In major Los Angeles museum news (if you haven’t had your fill already), the Los Angeles Times reported earlier today that the Holocaust Museum LA, which opened in its first permanent home at Pan Pacific Park in the Fairfax District in 2010, will undergo a significant expansion to nearly double the museum’s footprint from 28,000 square feet to 50,000 square feet. The architect of the original partially sunken-into-the-park museum, Hagy Belzberg of Santa Monica-based Belzberg Architects, has also been tapped for the $45 million expansion.

The project is expected to break ground next year.

Although the Holocaust Museum LA’s award-winning present home adjacent to a black granite Holocaust monument that was erected in the park in 1992 is only a little over a decade old, the institution itself was established in 1961 by a group of Holocaust survivors, making it the first and oldest museum of its kind in the United States. Prior to Pan Pacific Park, the museum was housed in a handful of different rented locations over the years, including the Jewish Federation of Greater Los Angeles building, and, later, at the Mid-City campus of Los Angeles ORT College, both on Wilshire Boulevard.

Up until September of last year, the institution now known as the Holocaust Museum LA was the Los Angeles Museum of the Holocaust. The renaming, meant to emphasize the Holocaust over the city, came as part of a larger mission-expansion effort that included the creation of a new logo and the launch of robust online educational programming.

As detailed by Carolina A. Miranda for the Times, the expansion includes a new 2,500-square-foot gallery that will host temporary exhibitions, a pair of education-dedicated spaces, and a 200-seat theater that will allow the museum to expand its public programming.

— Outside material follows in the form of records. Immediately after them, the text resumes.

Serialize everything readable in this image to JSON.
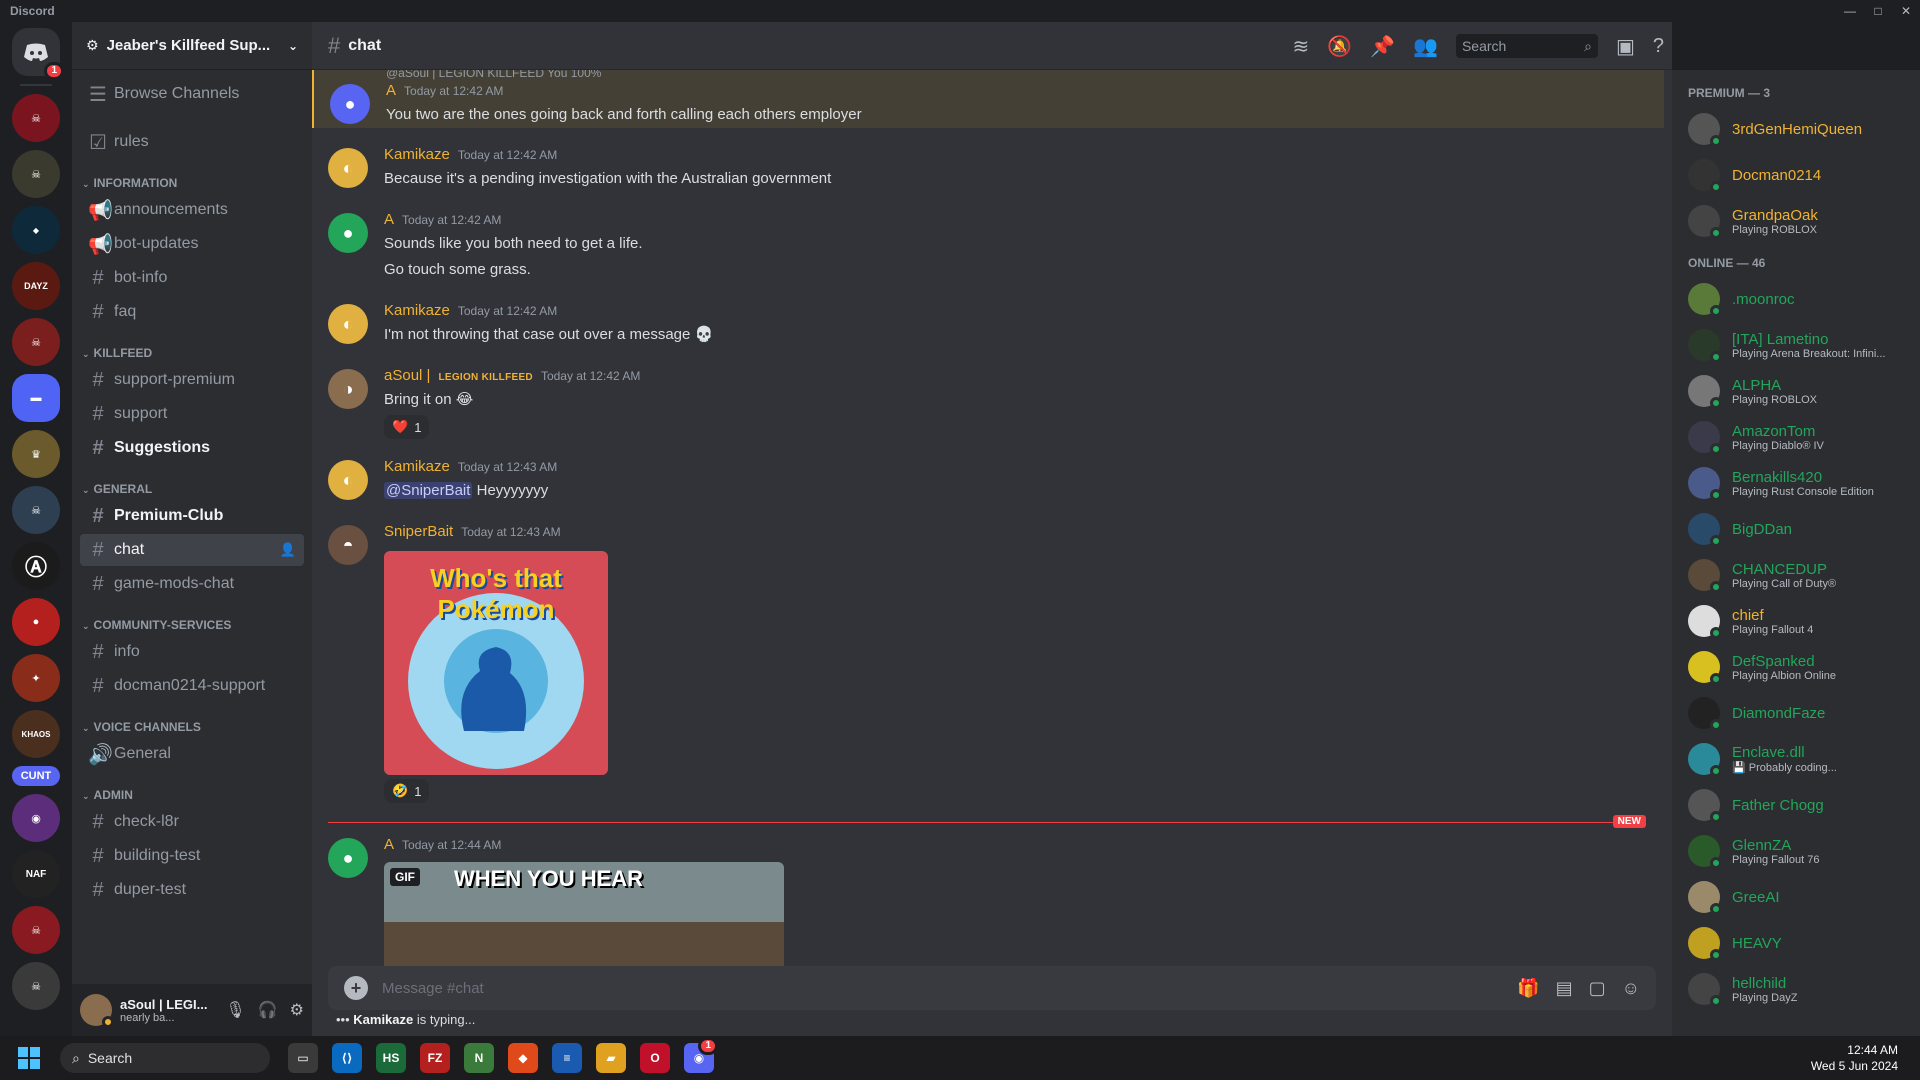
{
  "window": {
    "title": "Discord",
    "controls": [
      "—",
      "□",
      "✕"
    ]
  },
  "guilds": {
    "home_badge": "1",
    "cunt_label": "CUNT",
    "colors": [
      "#7a1520",
      "#3b3a2e",
      "#0e2a3a",
      "#5a1a12",
      "#7a1e1e",
      "#4f63f5",
      "#6b5a2c",
      "#2f3f52",
      "#1b1b1b",
      "#b3201e",
      "#8a2c1a",
      "#4a2f1e",
      "#5865f2",
      "#5b2d7a",
      "#222",
      "#8a1a22",
      "#3a3a3a"
    ]
  },
  "server": {
    "name": "Jeaber's Killfeed Sup...",
    "browse": "Browse Channels"
  },
  "channels": {
    "rules": "rules",
    "cat_information": "INFORMATION",
    "announcements": "announcements",
    "bot_updates": "bot-updates",
    "bot_info": "bot-info",
    "faq": "faq",
    "cat_killfeed": "KILLFEED",
    "support_premium": "support-premium",
    "support": "support",
    "suggestions": "Suggestions",
    "cat_general": "GENERAL",
    "premium_club": "Premium-Club",
    "chat": "chat",
    "game_mods": "game-mods-chat",
    "cat_community": "COMMUNITY-SERVICES",
    "info": "info",
    "docman": "docman0214-support",
    "cat_voice": "VOICE CHANNELS",
    "general_voice": "General",
    "cat_admin": "ADMIN",
    "check": "check-l8r",
    "building": "building-test",
    "duper": "duper-test"
  },
  "user": {
    "name": "aSoul | LEGI...",
    "status": "nearly ba..."
  },
  "header": {
    "channel": "chat",
    "search_placeholder": "Search"
  },
  "messages": [
    {
      "reply": "@aSoul | LEGION KILLFEED  You 100%",
      "author": "A",
      "time": "Today at 12:42 AM",
      "lines": [
        "You two are the ones going back and forth calling each others employer"
      ]
    },
    {
      "author": "Kamikaze",
      "time": "Today at 12:42 AM",
      "lines": [
        "Because it's a pending investigation with the Australian government"
      ]
    },
    {
      "author": "A",
      "time": "Today at 12:42 AM",
      "lines": [
        "Sounds like you both need to get a life.",
        "Go touch some grass."
      ]
    },
    {
      "author": "Kamikaze",
      "time": "Today at 12:42 AM",
      "lines": [
        "I'm not throwing that case out over a message 💀"
      ]
    },
    {
      "author": "aSoul |",
      "tag": "LEGION KILLFEED",
      "time": "Today at 12:42 AM",
      "lines": [
        "Bring it on 😂"
      ],
      "reaction": "❤️",
      "reaction_count": "1"
    },
    {
      "author": "Kamikaze",
      "time": "Today at 12:43 AM",
      "mention": "@SniperBait",
      "lines": [
        "Heyyyyyyy"
      ]
    },
    {
      "author": "SniperBait",
      "time": "Today at 12:43 AM",
      "image_text": "Who's that Pokémon",
      "reaction": "🤣",
      "reaction_count": "1"
    },
    {
      "author": "A",
      "time": "Today at 12:44 AM",
      "gif_label": "GIF",
      "gif_caption": "WHEN YOU HEAR"
    }
  ],
  "new_label": "NEW",
  "composer": {
    "placeholder": "Message #chat",
    "typing_user": "Kamikaze",
    "typing_text": "is typing..."
  },
  "members": {
    "premium_header": "PREMIUM — 3",
    "premium": [
      {
        "name": "3rdGenHemiQueen",
        "activity": "",
        "color": "#f0b232",
        "av": "#555"
      },
      {
        "name": "Docman0214",
        "activity": "",
        "color": "#f0b232",
        "av": "#333"
      },
      {
        "name": "GrandpaOak",
        "activity": "Playing ROBLOX",
        "color": "#f0b232",
        "av": "#444"
      }
    ],
    "online_header": "ONLINE — 46",
    "online": [
      {
        "name": ".moonroc",
        "activity": "",
        "av": "#5a7a3a"
      },
      {
        "name": "[ITA] Lametino",
        "activity": "Playing Arena Breakout: Infini...",
        "av": "#2a3a2a"
      },
      {
        "name": "ALPHA",
        "activity": "Playing ROBLOX",
        "av": "#777"
      },
      {
        "name": "AmazonTom",
        "activity": "Playing Diablo® IV",
        "av": "#3a3a4a"
      },
      {
        "name": "Bernakills420",
        "activity": "Playing Rust Console Edition",
        "av": "#4a5a8a"
      },
      {
        "name": "BigDDan",
        "activity": "",
        "av": "#2a4a6a"
      },
      {
        "name": "CHANCEDUP",
        "activity": "Playing Call of Duty®",
        "av": "#5a4a3a"
      },
      {
        "name": "chief",
        "activity": "Playing Fallout 4",
        "color": "#f0b232",
        "av": "#ddd"
      },
      {
        "name": "DefSpanked",
        "activity": "Playing Albion Online",
        "av": "#d8c020"
      },
      {
        "name": "DiamondFaze",
        "activity": "",
        "av": "#222"
      },
      {
        "name": "Enclave.dll",
        "activity": "💾 Probably coding...",
        "av": "#2a8a9a"
      },
      {
        "name": "Father Chogg",
        "activity": "",
        "av": "#555"
      },
      {
        "name": "GlennZA",
        "activity": "Playing Fallout 76",
        "av": "#2a5a2a"
      },
      {
        "name": "GreeAI",
        "activity": "",
        "av": "#9a8a6a"
      },
      {
        "name": "HEAVY",
        "activity": "",
        "av": "#c0a020"
      },
      {
        "name": "hellchild",
        "activity": "Playing DayZ",
        "av": "#444"
      }
    ]
  },
  "taskbar": {
    "search": "Search",
    "time": "12:44 AM",
    "date": "Wed 5 Jun 2024",
    "discord_badge": "1"
  },
  "colors": {
    "accent": "#5865f2",
    "kamikaze": "#f0b232",
    "asoul": "#f0b232",
    "sniper": "#f0b232",
    "a": "#f0b232",
    "online_name": "#23a55a"
  }
}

While the modestly-sized museum hasn’t necessarily wholly outgrown its home, pre-pandemic visitor numbers have far exceeded initial attendance projections—not at all a bad quandary for a small museum to confront. Per the Times, when the museum opened in its new home in 2010 it anticipated roughly 15,000 yearly visitors; by the time it was temporarily shuttered due to COVID-19, annual visitor numbers had soared past 65,000. (The museum reopened its doors to the public at the end of July with an immersive new exhibit, a holographic experience dubbed Dimension in Testimony for its 60th anniversary.)

As relayed by Beth Kean, the museum’s chief executive, to the Times, the goal moving forward is to gradually reach 500,000 annual visitors by 2030.

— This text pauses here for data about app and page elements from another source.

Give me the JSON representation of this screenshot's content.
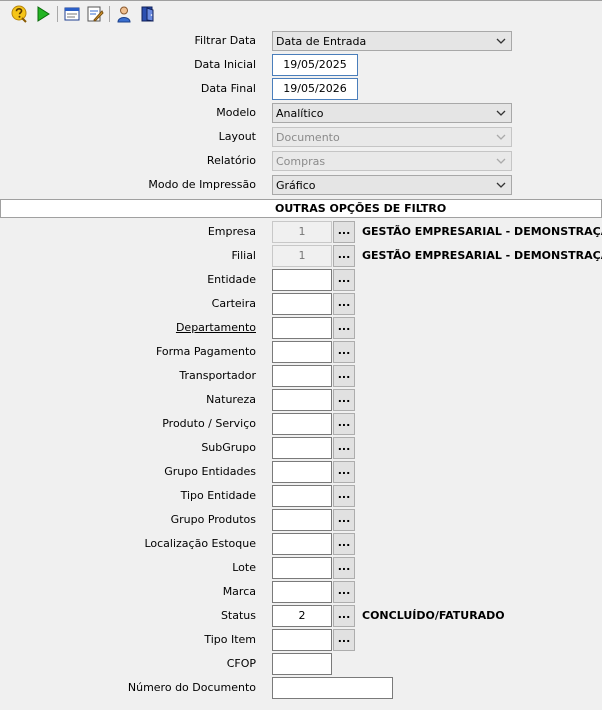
{
  "toolbar": {
    "buttons": [
      {
        "icon": "help-icon"
      },
      {
        "icon": "play-icon"
      },
      {
        "icon": "window-icon"
      },
      {
        "icon": "edit-report-icon"
      },
      {
        "icon": "user-icon"
      },
      {
        "icon": "exit-door-icon"
      }
    ]
  },
  "filters": {
    "filtrar_data": {
      "label": "Filtrar Data",
      "value": "Data de Entrada"
    },
    "data_inicial": {
      "label": "Data Inicial",
      "value": "19/05/2025"
    },
    "data_final": {
      "label": "Data Final",
      "value": "19/05/2026"
    },
    "modelo": {
      "label": "Modelo",
      "value": "Analítico"
    },
    "layout": {
      "label": "Layout",
      "value": "Documento"
    },
    "relatorio": {
      "label": "Relatório",
      "value": "Compras"
    },
    "modo_impressao": {
      "label": "Modo de Impressão",
      "value": "Gráfico"
    }
  },
  "section_title": "OUTRAS OPÇÕES DE FILTRO",
  "lookup_button_label": "...",
  "fields": [
    {
      "label": "Empresa",
      "value": "1",
      "desc": "GESTÃO EMPRESARIAL - DEMONSTRAÇÃO"
    },
    {
      "label": "Filial",
      "value": "1",
      "desc": "GESTÃO EMPRESARIAL - DEMONSTRAÇÃO"
    },
    {
      "label": "Entidade",
      "value": "",
      "desc": ""
    },
    {
      "label": "Carteira",
      "value": "",
      "desc": ""
    },
    {
      "label": "Departamento",
      "value": "",
      "desc": ""
    },
    {
      "label": "Forma Pagamento",
      "value": "",
      "desc": ""
    },
    {
      "label": "Transportador",
      "value": "",
      "desc": ""
    },
    {
      "label": "Natureza",
      "value": "",
      "desc": ""
    },
    {
      "label": "Produto / Serviço",
      "value": "",
      "desc": ""
    },
    {
      "label": "SubGrupo",
      "value": "",
      "desc": ""
    },
    {
      "label": "Grupo Entidades",
      "value": "",
      "desc": ""
    },
    {
      "label": "Tipo Entidade",
      "value": "",
      "desc": ""
    },
    {
      "label": "Grupo Produtos",
      "value": "",
      "desc": ""
    },
    {
      "label": "Localização Estoque",
      "value": "",
      "desc": ""
    },
    {
      "label": "Lote",
      "value": "",
      "desc": ""
    },
    {
      "label": "Marca",
      "value": "",
      "desc": ""
    },
    {
      "label": "Status",
      "value": "2",
      "desc": "CONCLUÍDO/FATURADO"
    },
    {
      "label": "Tipo Item",
      "value": "",
      "desc": ""
    },
    {
      "label": "CFOP",
      "value": ""
    },
    {
      "label": "Número do Documento",
      "value": ""
    }
  ]
}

To help achieve this, the expansion will dramatically increase the museum’s physical presence at Pan Pacific Park. Belzberg Architects’ green roof-topped subterranean museum building elegantly, stealthily melds into the surrounding 28 acres of parkland—“seared into the earth the way the Holocaust is seared into the modern world,” as the firm has put it. As envisioned in the expansion plans, the half-submerged museum will be topped with a soaring pavilion to be illuminated at night to increase its visibility in the park. It will also house a railroad box car found near Poland’s Majdanek concentration camp.

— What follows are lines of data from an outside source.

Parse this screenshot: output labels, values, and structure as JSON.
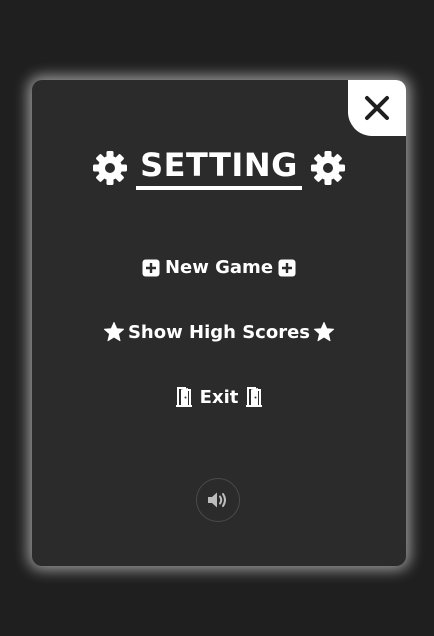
{
  "modal": {
    "title": "SETTING",
    "title_icon": "gear-icon",
    "close_icon": "close-icon"
  },
  "menu": {
    "new_game": {
      "label": "New Game",
      "icon": "plus-square-icon"
    },
    "high_scores": {
      "label": "Show High Scores",
      "icon": "star-icon"
    },
    "exit": {
      "label": "Exit",
      "icon": "door-open-icon"
    }
  },
  "sound": {
    "icon": "volume-icon"
  },
  "colors": {
    "background": "#1f1f1f",
    "panel": "#2b2b2b",
    "text": "#ffffff",
    "close_button_bg": "#ffffff",
    "close_icon": "#1e1e1e"
  }
}
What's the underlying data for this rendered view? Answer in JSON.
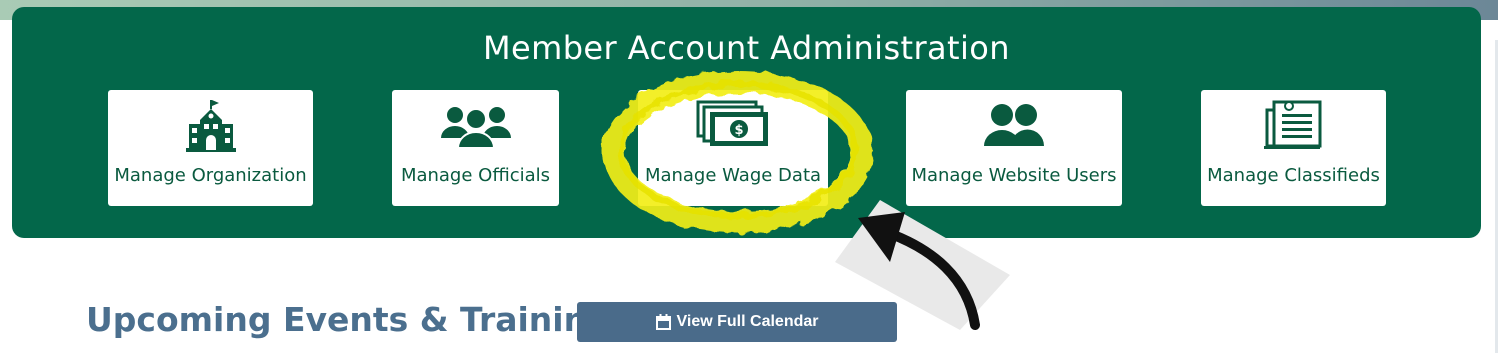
{
  "panel": {
    "title": "Member Account Administration",
    "cards": [
      {
        "label": "Manage Organization",
        "icon": "building-icon"
      },
      {
        "label": "Manage Officials",
        "icon": "group-icon"
      },
      {
        "label": "Manage Wage Data",
        "icon": "money-icon",
        "highlighted": true
      },
      {
        "label": "Manage Website Users",
        "icon": "users-icon"
      },
      {
        "label": "Manage Classifieds",
        "icon": "newspaper-icon"
      }
    ]
  },
  "events": {
    "title": "Upcoming Events & Training",
    "calendar_button": "View Full Calendar",
    "calendar_icon": "calendar-icon"
  },
  "colors": {
    "panel_green": "#03674a",
    "icon_green": "#0a5a3f",
    "highlight_yellow": "#f2ee1a",
    "heading_blue": "#4b6f8e",
    "button_blue": "#4a6b8a"
  }
}
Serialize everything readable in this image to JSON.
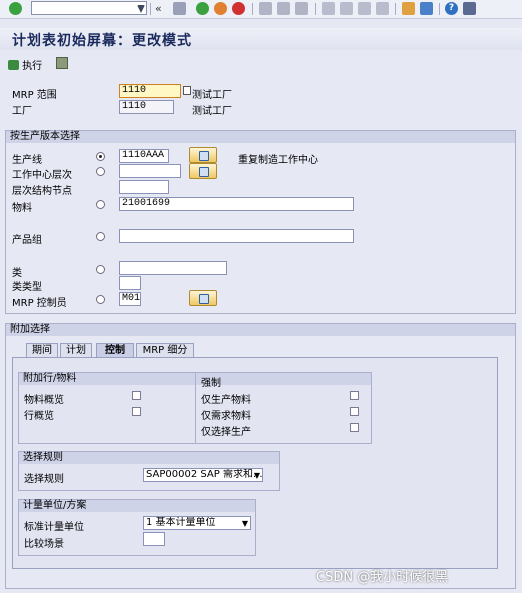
{
  "title": "计划表初始屏幕：更改模式",
  "execute_label": "执行",
  "header": {
    "mrp_area_label": "MRP 范围",
    "mrp_area_value": "1110",
    "mrp_area_desc": "测试工厂",
    "plant_label": "工厂",
    "plant_value": "1110",
    "plant_desc": "测试工厂"
  },
  "version_select": {
    "title": "按生产版本选择",
    "line_label": "生产线",
    "line_value": "1110AAA",
    "line_desc": "重复制造工作中心",
    "wc_hier_label": "工作中心层次",
    "hier_node_label": "层次结构节点",
    "material_label": "物料",
    "material_value": "21001699",
    "product_group_label": "产品组",
    "class_label": "类",
    "class_type_label": "类类型",
    "mrp_controller_label": "MRP 控制员",
    "mrp_controller_value": "M01"
  },
  "extra": {
    "title": "附加选择",
    "tabs": [
      "期间",
      "计划",
      "控制",
      "MRP 细分"
    ],
    "add_rows_title": "附加行/物料",
    "material_overview": "物料概览",
    "row_overview": "行概览",
    "force_title": "强制",
    "only_prod_material": "仅生产物料",
    "only_req_material": "仅需求物料",
    "only_sel_prod": "仅选择生产",
    "rule_title": "选择规则",
    "rule_label": "选择规则",
    "rule_value": "SAP00002 SAP 需求和...",
    "uom_title": "计量单位/方案",
    "std_uom_label": "标准计量单位",
    "std_uom_value": "1 基本计量单位",
    "compare_label": "比较场景"
  },
  "watermark": "CSDN @我小时候很黑",
  "colors": {
    "accent": "#1a2a5c",
    "required": "#fff8c4"
  }
}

“One of our goals with the expansion is to illuminate the building,” Kean told the Times. “We want to catch people’s eyes. We want it to be a striking museum and an iconic landmark. We don’t want it to be hard to find.”

In addition to establishing a stronger physical presence at Pan Pacific Park and expanding its interior exhibition space and programming, Kean also explained to the Times that there’s an additional sense of urgency and duty to the expansion. Many Holocaust survivors, in their advanced age, are passing away. As such, the museum wants to be able to continue to share their stories with the public well after the last of the survivors are gone.

The Holocaust Museum LA has already secured $22 million in funding for the $45 million project. This includes a substantial gift from the family of the late Jona Goldrich, a Holocaust survivor from Poland and major supporter of the museum. Earlier today, California Governor Gavin Newsom announced $2.5 million in grant funding will be allocated to the project.